Since Judaism does believe in the „next world,“ how does one account for the Torah’s silence? I suspect there is a correlation between its nondiscussion of the afterlife and the fact that the Torah was revealed just after the long Jewish sojourn in Egypt. The Egyptian society from which the Hebrew slaves emerged was obsessed with death and the afterlife. The holiest Egyptian literary work was called The Book of the Dead, while the major achievement of many Pharaohs was the erection of the giant tombs called pyramids. In contrast, the Torah is obsessed with this world, so much so that it even forbids its priests from coming into contact with dead bodies. The Torah, therefore, might have been silent about the afterlife out of a desire to ensure that Judaism not evolve in the direction of the death obsessed Egyptian religion.

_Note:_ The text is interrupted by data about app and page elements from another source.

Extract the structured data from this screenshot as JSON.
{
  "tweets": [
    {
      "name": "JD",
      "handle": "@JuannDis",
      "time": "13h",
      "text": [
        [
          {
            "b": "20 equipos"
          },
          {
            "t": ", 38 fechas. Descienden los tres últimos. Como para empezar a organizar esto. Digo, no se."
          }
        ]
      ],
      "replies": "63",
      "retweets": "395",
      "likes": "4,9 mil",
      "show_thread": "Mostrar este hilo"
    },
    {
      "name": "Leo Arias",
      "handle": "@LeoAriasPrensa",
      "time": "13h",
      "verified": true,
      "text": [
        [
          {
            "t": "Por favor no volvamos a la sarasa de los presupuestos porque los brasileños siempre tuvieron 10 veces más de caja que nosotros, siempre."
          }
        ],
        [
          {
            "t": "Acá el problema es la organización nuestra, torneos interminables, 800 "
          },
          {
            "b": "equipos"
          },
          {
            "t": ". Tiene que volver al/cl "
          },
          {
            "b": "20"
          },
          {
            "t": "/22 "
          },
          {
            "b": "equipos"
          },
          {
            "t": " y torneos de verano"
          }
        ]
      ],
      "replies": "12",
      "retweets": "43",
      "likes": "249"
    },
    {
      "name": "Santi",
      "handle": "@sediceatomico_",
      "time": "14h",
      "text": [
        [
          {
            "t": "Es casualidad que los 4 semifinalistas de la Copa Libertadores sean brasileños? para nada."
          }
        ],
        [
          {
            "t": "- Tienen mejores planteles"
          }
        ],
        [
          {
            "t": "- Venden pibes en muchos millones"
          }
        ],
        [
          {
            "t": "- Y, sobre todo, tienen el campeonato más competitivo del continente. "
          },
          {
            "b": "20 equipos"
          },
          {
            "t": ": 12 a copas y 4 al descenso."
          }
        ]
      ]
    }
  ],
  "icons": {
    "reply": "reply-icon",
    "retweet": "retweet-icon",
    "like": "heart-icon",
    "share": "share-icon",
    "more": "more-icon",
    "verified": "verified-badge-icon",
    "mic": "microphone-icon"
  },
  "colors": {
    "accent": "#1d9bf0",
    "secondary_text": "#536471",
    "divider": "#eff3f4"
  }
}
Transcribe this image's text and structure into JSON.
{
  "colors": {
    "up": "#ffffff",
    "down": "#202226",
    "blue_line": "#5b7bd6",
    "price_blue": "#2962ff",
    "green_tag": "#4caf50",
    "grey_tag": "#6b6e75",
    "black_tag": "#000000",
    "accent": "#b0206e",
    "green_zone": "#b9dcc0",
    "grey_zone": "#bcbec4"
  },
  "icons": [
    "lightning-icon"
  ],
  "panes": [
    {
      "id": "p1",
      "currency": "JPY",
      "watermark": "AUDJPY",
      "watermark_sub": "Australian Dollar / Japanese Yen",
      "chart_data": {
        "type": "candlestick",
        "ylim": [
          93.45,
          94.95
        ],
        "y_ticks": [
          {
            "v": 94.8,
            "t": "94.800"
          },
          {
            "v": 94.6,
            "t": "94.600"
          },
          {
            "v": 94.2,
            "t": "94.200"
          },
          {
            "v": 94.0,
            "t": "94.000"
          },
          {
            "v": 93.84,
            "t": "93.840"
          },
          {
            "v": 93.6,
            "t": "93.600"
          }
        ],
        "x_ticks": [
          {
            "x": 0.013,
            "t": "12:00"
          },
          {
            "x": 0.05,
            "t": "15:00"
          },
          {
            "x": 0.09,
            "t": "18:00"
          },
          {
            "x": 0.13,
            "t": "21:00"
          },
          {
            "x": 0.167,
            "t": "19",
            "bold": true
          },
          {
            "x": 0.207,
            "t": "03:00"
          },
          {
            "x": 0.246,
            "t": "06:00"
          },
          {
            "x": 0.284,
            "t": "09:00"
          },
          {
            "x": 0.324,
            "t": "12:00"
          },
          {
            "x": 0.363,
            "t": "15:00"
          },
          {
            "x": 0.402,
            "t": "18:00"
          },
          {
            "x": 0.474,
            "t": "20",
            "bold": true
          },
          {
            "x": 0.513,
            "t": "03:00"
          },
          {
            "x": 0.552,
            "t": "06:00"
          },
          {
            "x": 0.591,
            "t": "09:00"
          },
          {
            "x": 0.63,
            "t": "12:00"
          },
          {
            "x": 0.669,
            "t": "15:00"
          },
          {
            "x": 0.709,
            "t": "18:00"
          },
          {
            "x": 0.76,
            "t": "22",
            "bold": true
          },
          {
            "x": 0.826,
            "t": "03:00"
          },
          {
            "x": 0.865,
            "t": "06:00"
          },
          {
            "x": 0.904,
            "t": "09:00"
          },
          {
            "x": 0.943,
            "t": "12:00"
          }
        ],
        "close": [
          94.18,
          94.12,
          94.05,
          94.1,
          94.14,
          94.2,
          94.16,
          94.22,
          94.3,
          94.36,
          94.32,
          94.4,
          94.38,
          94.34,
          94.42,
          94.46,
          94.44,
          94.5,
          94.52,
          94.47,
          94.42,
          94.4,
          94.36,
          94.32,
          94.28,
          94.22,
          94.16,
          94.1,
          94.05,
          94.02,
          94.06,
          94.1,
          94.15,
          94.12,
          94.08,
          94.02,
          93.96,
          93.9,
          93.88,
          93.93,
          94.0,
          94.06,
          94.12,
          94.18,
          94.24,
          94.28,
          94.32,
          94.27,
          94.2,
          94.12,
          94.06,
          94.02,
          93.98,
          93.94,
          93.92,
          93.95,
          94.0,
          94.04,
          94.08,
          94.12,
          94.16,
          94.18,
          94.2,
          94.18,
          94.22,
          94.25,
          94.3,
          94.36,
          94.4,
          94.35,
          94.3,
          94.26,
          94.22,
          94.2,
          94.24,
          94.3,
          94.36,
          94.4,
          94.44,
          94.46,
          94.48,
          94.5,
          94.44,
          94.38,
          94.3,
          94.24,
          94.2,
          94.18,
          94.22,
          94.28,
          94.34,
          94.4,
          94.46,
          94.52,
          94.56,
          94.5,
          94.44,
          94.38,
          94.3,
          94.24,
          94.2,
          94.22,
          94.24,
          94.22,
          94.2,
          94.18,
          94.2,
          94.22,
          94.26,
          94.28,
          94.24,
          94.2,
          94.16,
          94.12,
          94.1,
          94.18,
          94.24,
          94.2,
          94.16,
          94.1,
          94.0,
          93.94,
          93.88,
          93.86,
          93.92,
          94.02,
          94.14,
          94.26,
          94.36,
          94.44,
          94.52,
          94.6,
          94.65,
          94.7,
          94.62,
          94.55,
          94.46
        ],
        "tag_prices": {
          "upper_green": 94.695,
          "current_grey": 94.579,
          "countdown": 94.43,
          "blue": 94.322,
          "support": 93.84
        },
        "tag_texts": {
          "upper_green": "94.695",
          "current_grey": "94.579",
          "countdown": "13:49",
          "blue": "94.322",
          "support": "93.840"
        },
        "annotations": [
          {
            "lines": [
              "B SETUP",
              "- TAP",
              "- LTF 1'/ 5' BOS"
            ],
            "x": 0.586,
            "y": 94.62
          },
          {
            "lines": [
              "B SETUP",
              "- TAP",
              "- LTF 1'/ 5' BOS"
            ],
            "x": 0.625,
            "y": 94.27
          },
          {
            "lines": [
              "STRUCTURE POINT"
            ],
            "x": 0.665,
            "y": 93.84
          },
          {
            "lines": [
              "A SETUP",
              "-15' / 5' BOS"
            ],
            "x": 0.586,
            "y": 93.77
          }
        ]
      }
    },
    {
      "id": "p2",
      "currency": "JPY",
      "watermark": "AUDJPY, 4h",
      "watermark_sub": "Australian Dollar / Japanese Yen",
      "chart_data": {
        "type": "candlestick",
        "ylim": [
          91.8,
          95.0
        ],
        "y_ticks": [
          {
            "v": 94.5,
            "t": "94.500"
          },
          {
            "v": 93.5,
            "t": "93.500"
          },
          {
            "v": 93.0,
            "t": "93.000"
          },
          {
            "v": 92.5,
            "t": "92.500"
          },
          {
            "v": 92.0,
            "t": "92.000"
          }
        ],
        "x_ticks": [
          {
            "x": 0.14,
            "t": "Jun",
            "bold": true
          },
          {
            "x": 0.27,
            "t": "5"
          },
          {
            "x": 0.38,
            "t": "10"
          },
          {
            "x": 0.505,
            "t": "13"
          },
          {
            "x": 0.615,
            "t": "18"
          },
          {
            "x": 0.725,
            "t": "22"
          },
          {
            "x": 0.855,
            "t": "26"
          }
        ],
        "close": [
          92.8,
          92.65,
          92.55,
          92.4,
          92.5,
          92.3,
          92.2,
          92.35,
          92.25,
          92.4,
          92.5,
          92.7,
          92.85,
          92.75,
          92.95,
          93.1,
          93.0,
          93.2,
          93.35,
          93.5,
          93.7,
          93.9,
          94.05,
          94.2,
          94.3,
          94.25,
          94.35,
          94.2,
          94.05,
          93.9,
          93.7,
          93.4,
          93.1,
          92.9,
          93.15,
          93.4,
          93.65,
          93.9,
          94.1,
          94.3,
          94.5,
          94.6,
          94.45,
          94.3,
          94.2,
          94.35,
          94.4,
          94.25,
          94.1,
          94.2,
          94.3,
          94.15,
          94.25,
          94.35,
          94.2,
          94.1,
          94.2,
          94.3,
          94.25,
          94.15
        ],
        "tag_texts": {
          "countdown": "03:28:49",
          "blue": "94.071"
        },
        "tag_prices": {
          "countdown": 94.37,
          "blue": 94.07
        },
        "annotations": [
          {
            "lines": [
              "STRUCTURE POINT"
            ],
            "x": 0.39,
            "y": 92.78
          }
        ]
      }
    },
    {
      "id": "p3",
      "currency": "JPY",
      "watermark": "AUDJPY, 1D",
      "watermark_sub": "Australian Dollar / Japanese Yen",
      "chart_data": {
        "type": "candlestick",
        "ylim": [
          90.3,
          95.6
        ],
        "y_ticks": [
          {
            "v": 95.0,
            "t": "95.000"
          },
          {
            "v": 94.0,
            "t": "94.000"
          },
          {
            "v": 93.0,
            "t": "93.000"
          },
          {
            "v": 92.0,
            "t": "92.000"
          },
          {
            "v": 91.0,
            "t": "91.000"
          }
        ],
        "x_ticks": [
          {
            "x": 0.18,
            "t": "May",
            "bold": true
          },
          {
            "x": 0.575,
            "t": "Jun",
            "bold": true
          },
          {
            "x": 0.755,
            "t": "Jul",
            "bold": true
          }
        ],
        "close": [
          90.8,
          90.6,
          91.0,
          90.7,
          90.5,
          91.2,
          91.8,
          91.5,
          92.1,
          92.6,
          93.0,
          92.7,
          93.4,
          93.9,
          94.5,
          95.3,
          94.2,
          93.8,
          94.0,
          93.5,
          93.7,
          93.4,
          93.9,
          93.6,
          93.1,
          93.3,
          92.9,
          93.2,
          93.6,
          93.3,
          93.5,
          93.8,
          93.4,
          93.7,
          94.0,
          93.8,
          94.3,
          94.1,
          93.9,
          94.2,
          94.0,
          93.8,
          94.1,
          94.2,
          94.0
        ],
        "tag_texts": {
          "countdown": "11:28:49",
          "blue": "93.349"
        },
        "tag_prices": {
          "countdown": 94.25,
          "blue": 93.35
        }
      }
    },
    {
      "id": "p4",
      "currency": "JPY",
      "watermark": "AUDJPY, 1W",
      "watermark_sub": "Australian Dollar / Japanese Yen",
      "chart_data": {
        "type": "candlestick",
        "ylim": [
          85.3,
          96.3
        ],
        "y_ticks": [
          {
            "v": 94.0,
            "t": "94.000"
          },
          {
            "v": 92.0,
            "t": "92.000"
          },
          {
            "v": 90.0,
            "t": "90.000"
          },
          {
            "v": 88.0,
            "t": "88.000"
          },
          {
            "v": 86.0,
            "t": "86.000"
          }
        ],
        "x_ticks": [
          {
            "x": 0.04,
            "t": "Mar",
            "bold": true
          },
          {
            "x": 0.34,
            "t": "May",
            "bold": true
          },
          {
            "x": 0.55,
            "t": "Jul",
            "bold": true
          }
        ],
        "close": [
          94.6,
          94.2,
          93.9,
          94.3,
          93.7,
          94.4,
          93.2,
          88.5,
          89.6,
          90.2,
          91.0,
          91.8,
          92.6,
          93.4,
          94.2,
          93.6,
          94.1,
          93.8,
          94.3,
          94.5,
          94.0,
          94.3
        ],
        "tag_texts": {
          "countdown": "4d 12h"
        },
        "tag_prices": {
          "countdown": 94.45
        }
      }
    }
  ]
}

In Judaism the belief in the afterlife is less a leap of faith than a logical outgrowth of other Jewish beliefs. If one believes in a God who is all-powerful and all-just, one cannot believe that this world, in which evil far too often triumphs, is the only arena in which human life exists. For if this existence is the final word, and God permits evil to win, then it cannot be that God is good.

According to Judaism, what happens in the next world? As noted, on this subject there is little material. Some of the suggestions about afterlife in Jewish writings and folklore are even humorous. One story teaches, Moses sits in heaven and teaches Torah all day long. For the righteous people (the tzaddikim), this is heaven; for the evil people, it is hell. Another folktale teaches that in both heaven and hell, human beings cannot bend their elbows. In hell people are perpetually starved; in heaven each person feeds his neighbour.

All attempts to describe heaven and hell are, of course, speculative. Because Judaism believes that God is good, it believes that God rewards good people; it does not believe that Adolf Hitler and his victims share the same fate. Beyond that, it is hard to assume much more. We are asked to leave the afterlife in God’s hands.

Rabbi Adrian M Schell
(Source: Joseph Telushkin. Jewish Literacy )